◆ **EXERCISE GOAL**: For each line below with the word "label", write out a copy.

◆ **Items from an interface collection**:
· · · · ·

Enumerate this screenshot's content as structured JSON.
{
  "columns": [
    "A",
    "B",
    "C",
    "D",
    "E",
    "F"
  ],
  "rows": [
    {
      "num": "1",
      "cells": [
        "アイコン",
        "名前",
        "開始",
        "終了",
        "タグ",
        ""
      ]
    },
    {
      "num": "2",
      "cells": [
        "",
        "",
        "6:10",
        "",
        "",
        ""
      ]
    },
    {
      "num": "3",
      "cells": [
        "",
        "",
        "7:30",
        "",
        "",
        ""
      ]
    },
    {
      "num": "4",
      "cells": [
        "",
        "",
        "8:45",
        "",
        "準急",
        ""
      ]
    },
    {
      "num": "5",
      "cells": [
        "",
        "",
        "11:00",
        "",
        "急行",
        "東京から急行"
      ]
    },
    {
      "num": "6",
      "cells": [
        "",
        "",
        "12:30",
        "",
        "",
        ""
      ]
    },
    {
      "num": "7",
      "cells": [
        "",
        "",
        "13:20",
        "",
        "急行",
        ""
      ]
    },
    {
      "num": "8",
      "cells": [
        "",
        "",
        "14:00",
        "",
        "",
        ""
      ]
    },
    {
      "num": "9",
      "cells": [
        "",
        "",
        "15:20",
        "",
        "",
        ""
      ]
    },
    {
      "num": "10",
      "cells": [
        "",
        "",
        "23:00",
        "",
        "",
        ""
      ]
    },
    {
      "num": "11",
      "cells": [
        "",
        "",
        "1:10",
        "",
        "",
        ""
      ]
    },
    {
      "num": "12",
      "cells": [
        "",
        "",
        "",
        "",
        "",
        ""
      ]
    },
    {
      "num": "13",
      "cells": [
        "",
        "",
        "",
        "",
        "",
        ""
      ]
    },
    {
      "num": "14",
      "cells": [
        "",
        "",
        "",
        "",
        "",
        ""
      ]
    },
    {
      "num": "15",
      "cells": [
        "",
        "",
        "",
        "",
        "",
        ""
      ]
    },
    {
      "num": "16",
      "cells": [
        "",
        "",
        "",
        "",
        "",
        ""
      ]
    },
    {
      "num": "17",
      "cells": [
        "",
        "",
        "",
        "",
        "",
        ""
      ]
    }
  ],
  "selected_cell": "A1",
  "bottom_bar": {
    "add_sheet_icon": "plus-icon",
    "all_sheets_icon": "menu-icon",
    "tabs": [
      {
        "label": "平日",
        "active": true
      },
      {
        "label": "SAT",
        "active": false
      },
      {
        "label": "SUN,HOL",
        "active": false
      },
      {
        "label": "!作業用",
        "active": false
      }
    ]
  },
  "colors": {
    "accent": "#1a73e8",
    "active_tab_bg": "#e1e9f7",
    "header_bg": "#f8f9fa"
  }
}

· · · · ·

◆ **THE COMPLETED TASK**:
        "label": "平日",
        "label": "SAT",
        "label": "SUN,HOL",
        "label": "!作業用",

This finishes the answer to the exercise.